Getting up at 3:30 to work on your speech probably left you a little slow on your feet. It seems to me that you would have been better off working less and sleeping later. It's better to be quick on your feet than rewriting your speech another 2 times.
You may be too damn young to have enough good anecdotes to use the way you intend. If you don't have the material, don't try to force that speaking technique on it. Don't put the vehicle ahead of substance.
Edwards took poll points from Obama, it appears. Perhaps Edwards message worked in NH and Obama's didn't.
Iowa is a different story. Hillary tanked in Iowa and Edwards moved up.
It looks to me like Edwards was the only one of the top three to move up significantly after the debates, but he didn't do well in South Carolina. Maybe his message has become too progressive for South Carolina.
FH loves DLC members. (S)he probably doesn't want or believe in single-payer but just tries to use it as a wedge issue. I say bullshit. FH was banned by popular demand from DKos for this kind of dishonest garbage.
There was a tremendous leftist push in the Depression years which led to the New deal and the ascendancy of organized labor. That push had it's roots in the years before WWI. Over and over through history you see the advance of progress, then reaction to it.
The "60's was a multigenerational and multiracial period of social progress. "Hippies" were a small part of that period, but one that proved useful as a political wedge by reactionaries like Nixon and Reagan.
Matt has fallen victim to old Republican talking points. They weren't true then and they aren't true now.
It was much more formative than WWII for the parents of the "'60's" generation. The Depression was the result of the utterly complete failure of conservative ideas. It showed the necessity of government protections against unbounded market forces, corruption and greed.
Um, no, actually farms were not usually single-family. I guess you didn't come from a farming family, or you might have a better idea of the level of work involved. That's why the north was able to reject slavery before the south, because heavily industrialized area weren't dependant on the free labor that farming required.
Actually, some of the multi-family dwellings of the post-war era are still considered idyllic. For the most part, it was later on- with complexes like Pruitt-Igoe- that problems arose.
I'm not trying to make pro-con points, though. My point is only that anyone trying to evaluate the politics of the time should look at somthing substantive on the matter.
Books like "Bowling Alone", "The Rise of the Creativity Class" sell well because they start w. an easily understood thesis and apply it across an array of fields. They aspire to easy-to-grasp universal relevance, so they end up addressing virtually nothing w. any amount of depth. It's a Rush Limbaugh approach- grab an armful of stats, make sweeping conclusions,- and people will feel smart and informed and unchallenged.

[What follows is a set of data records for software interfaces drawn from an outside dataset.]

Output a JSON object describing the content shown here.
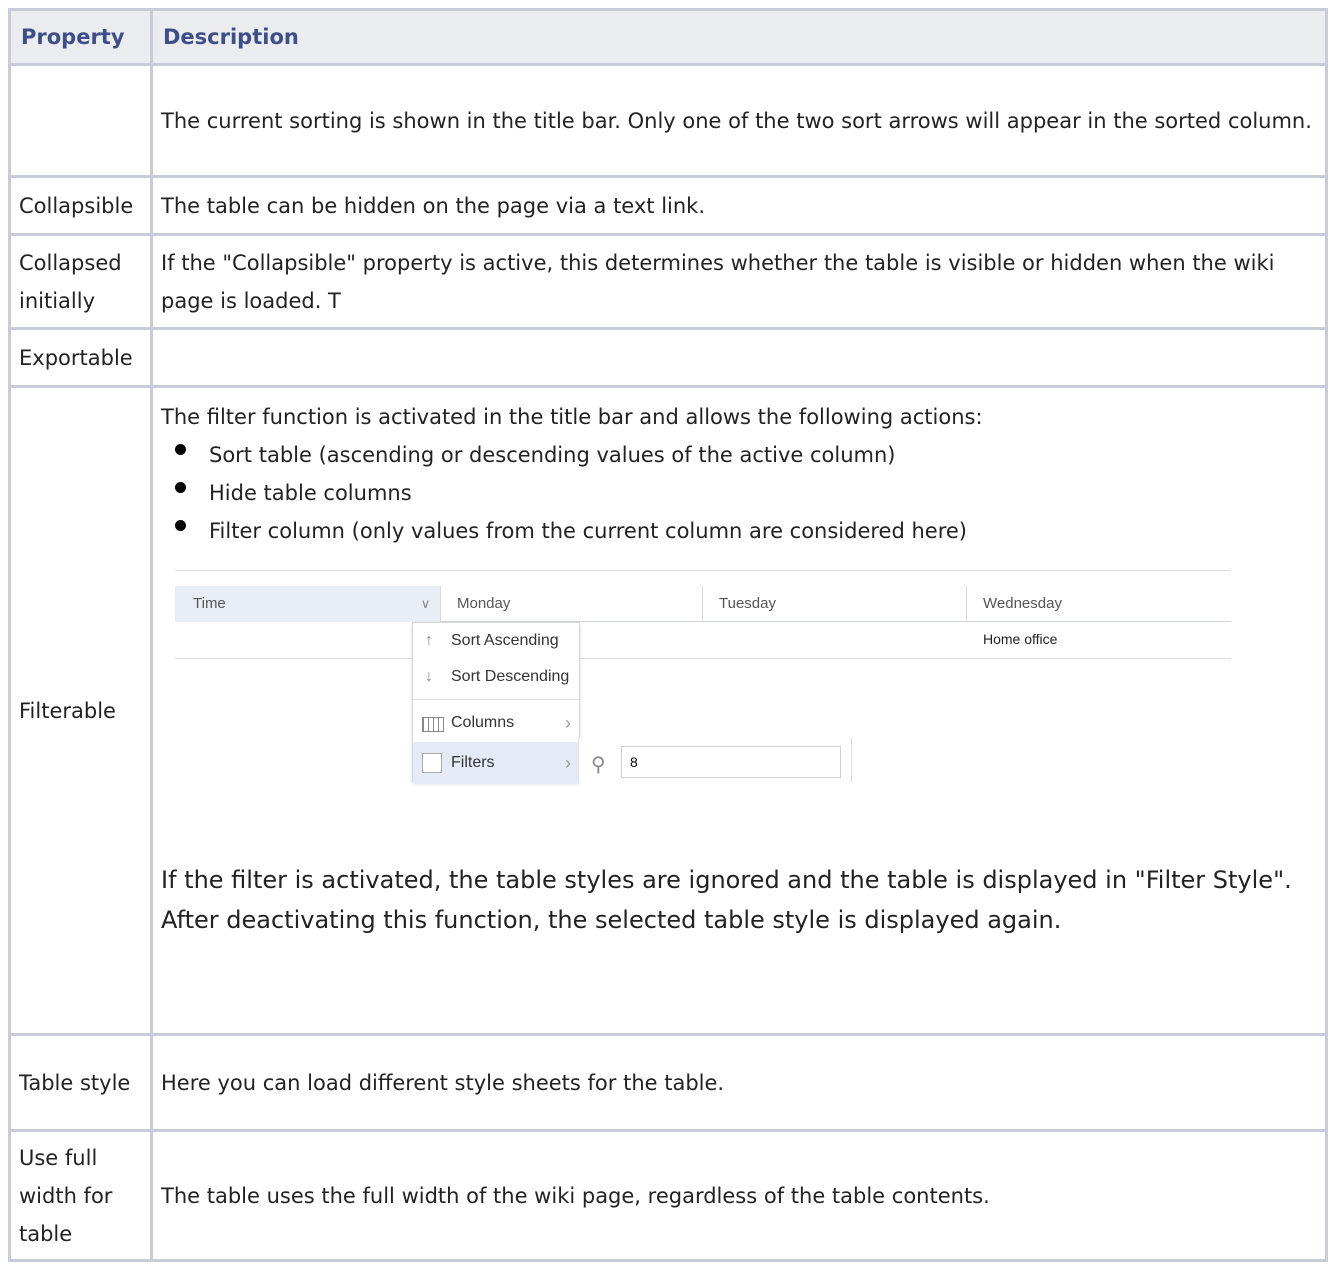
{
  "table": {
    "headers": {
      "property": "Property",
      "description": "Description"
    },
    "rows": [
      {
        "property": "",
        "description": "The current sorting is shown in the title bar. Only one of the two sort arrows will appear in the sorted column."
      },
      {
        "property": "Collapsible",
        "description": "The table can be hidden on the page via a text link."
      },
      {
        "property": "Collapsed initially",
        "description": "If the \"Collapsible\" property is active, this determines whether the table is visible or hidden when the wiki page is loaded. T"
      },
      {
        "property": "Exportable",
        "description": ""
      },
      {
        "property": "Filterable",
        "intro": "The filter function is activated in the title bar and allows the following actions:",
        "bullets": [
          "Sort table (ascending or descending values of the active column)",
          "Hide table columns",
          "Filter column (only values from the current column are considered here)"
        ],
        "note": "If the filter is activated, the table styles are ignored and the table is displayed in \"Filter Style\". After deactivating this function, the selected table style is displayed again."
      },
      {
        "property": "Table style",
        "description": "Here you can load different style sheets for the table."
      },
      {
        "property": "Use full width for table",
        "description": "The table uses the full width of the wiki page, regardless of the table contents."
      }
    ]
  },
  "screenshot": {
    "columns": [
      "Time",
      "Monday",
      "Tuesday",
      "Wednesday"
    ],
    "cell_value": "Home office",
    "menu": {
      "sort_asc": "Sort Ascending",
      "sort_desc": "Sort Descending",
      "columns": "Columns",
      "filters": "Filters"
    },
    "filter_value": "8"
  }
}
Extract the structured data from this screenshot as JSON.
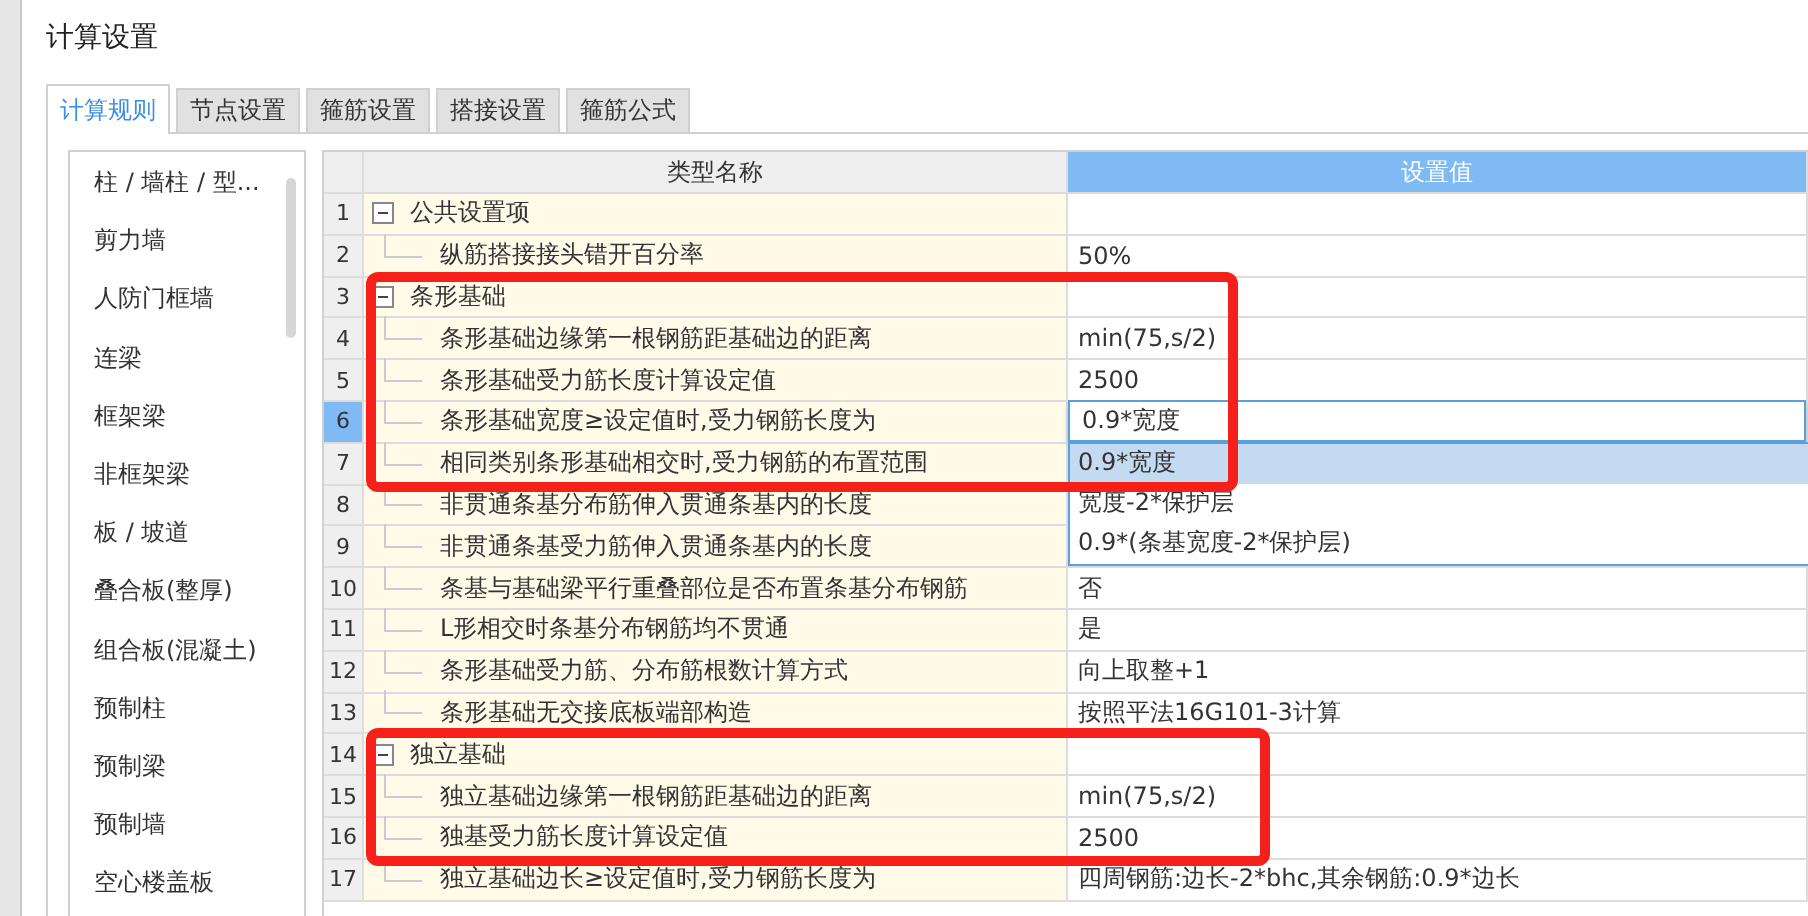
{
  "window": {
    "title": "计算设置"
  },
  "tabs": [
    {
      "label": "计算规则",
      "selected": true
    },
    {
      "label": "节点设置",
      "selected": false
    },
    {
      "label": "箍筋设置",
      "selected": false
    },
    {
      "label": "搭接设置",
      "selected": false
    },
    {
      "label": "箍筋公式",
      "selected": false
    }
  ],
  "sidebar": {
    "items": [
      "柱 / 墙柱 / 型...",
      "剪力墙",
      "人防门框墙",
      "连梁",
      "框架梁",
      "非框架梁",
      "板 / 坡道",
      "叠合板(整厚)",
      "组合板(混凝土)",
      "预制柱",
      "预制梁",
      "预制墙",
      "空心楼盖板"
    ]
  },
  "table": {
    "columns": [
      {
        "label": "类型名称",
        "selected": false
      },
      {
        "label": "设置值",
        "selected": true
      }
    ],
    "rows": [
      {
        "number": "1",
        "kind": "group",
        "name": "公共设置项",
        "expanded": true,
        "selected": false,
        "framed": false
      },
      {
        "number": "2",
        "kind": "item",
        "name": "纵筋搭接接头错开百分率",
        "value": "50%",
        "selected": false,
        "framed": false
      },
      {
        "number": "3",
        "kind": "group",
        "name": "条形基础",
        "expanded": true,
        "selected": false,
        "framed": true
      },
      {
        "number": "4",
        "kind": "item",
        "name": "条形基础边缘第一根钢筋距基础边的距离",
        "value": "min(75,s/2)",
        "selected": false,
        "framed": true
      },
      {
        "number": "5",
        "kind": "item",
        "name": "条形基础受力筋长度计算设定值",
        "value": "2500",
        "selected": false,
        "framed": true
      },
      {
        "number": "6",
        "kind": "item",
        "name": "条形基础宽度≥设定值时,受力钢筋长度为",
        "value": "0.9*宽度",
        "selected": true,
        "framed": true,
        "open": true,
        "options": [
          {
            "label": "0.9*宽度",
            "selected": true
          },
          {
            "label": "宽度-2*保护层",
            "selected": false
          },
          {
            "label": "0.9*(条基宽度-2*保护层)",
            "selected": false
          }
        ]
      },
      {
        "number": "7",
        "kind": "item",
        "name": "相同类别条形基础相交时,受力钢筋的布置范围",
        "selected": false,
        "framed": true
      },
      {
        "number": "8",
        "kind": "item",
        "name": "非贯通条基分布筋伸入贯通条基内的长度",
        "selected": false,
        "framed": false
      },
      {
        "number": "9",
        "kind": "item",
        "name": "非贯通条基受力筋伸入贯通条基内的长度",
        "selected": false,
        "framed": false
      },
      {
        "number": "10",
        "kind": "item",
        "name": "条基与基础梁平行重叠部位是否布置条基分布钢筋",
        "value": "否",
        "selected": false,
        "framed": false
      },
      {
        "number": "11",
        "kind": "item",
        "name": "L形相交时条基分布钢筋均不贯通",
        "value": "是",
        "selected": false,
        "framed": false
      },
      {
        "number": "12",
        "kind": "item",
        "name": "条形基础受力筋、分布筋根数计算方式",
        "value": "向上取整+1",
        "selected": false,
        "framed": false
      },
      {
        "number": "13",
        "kind": "item",
        "name": "条形基础无交接底板端部构造",
        "value": "按照平法16G101-3计算",
        "selected": false,
        "framed": false
      },
      {
        "number": "14",
        "kind": "group",
        "name": "独立基础",
        "expanded": true,
        "selected": false,
        "framed": true
      },
      {
        "number": "15",
        "kind": "item",
        "name": "独立基础边缘第一根钢筋距基础边的距离",
        "value": "min(75,s/2)",
        "selected": false,
        "framed": true
      },
      {
        "number": "16",
        "kind": "item",
        "name": "独基受力筋长度计算设定值",
        "value": "2500",
        "selected": false,
        "framed": true
      },
      {
        "number": "17",
        "kind": "item",
        "name": "独立基础边长≥设定值时,受力钢筋长度为",
        "value": "四周钢筋:边长-2*bhc,其余钢筋:0.9*边长",
        "selected": false,
        "framed": false
      }
    ]
  }
}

It might sound totally off-topic, but I think as background you might want to look at a book like Gwendolyn Wright's "Building the War: A Social History of Housing." Single family housing was largely unheard of in this country until after WWII ( until then, the high end of the income spectrum had live-in servants. And the lower end cohabited w. multi-generations out of economic necessity.)
New mass-production building techniques and the FHA made single family housing a norm in an astonishingly short period of time. And a drastic and sudden a change in living environments is obviously going to have significant psycho-sociological reverberations. Modes of advertising and communication followed suit, of course.
Gore's plan is a radical departure from the old approaches. Because the working poor and the lower middle classes pay most of their taxes as payroll taxes for Social Security and Medicare, the carbon tax substitution would not be regressive for people who work. Fixed income seniors would get hit hard, however, and some offsets might be needed to pay for high heating fuel costs for the elderly and disabled.
Gore has the international visibility that no one else has. It's pretty clear that Al Gore has been developing a global warming policy team, so I'm not sure what Matt is thinking we should do. I have the credentials to help if needed.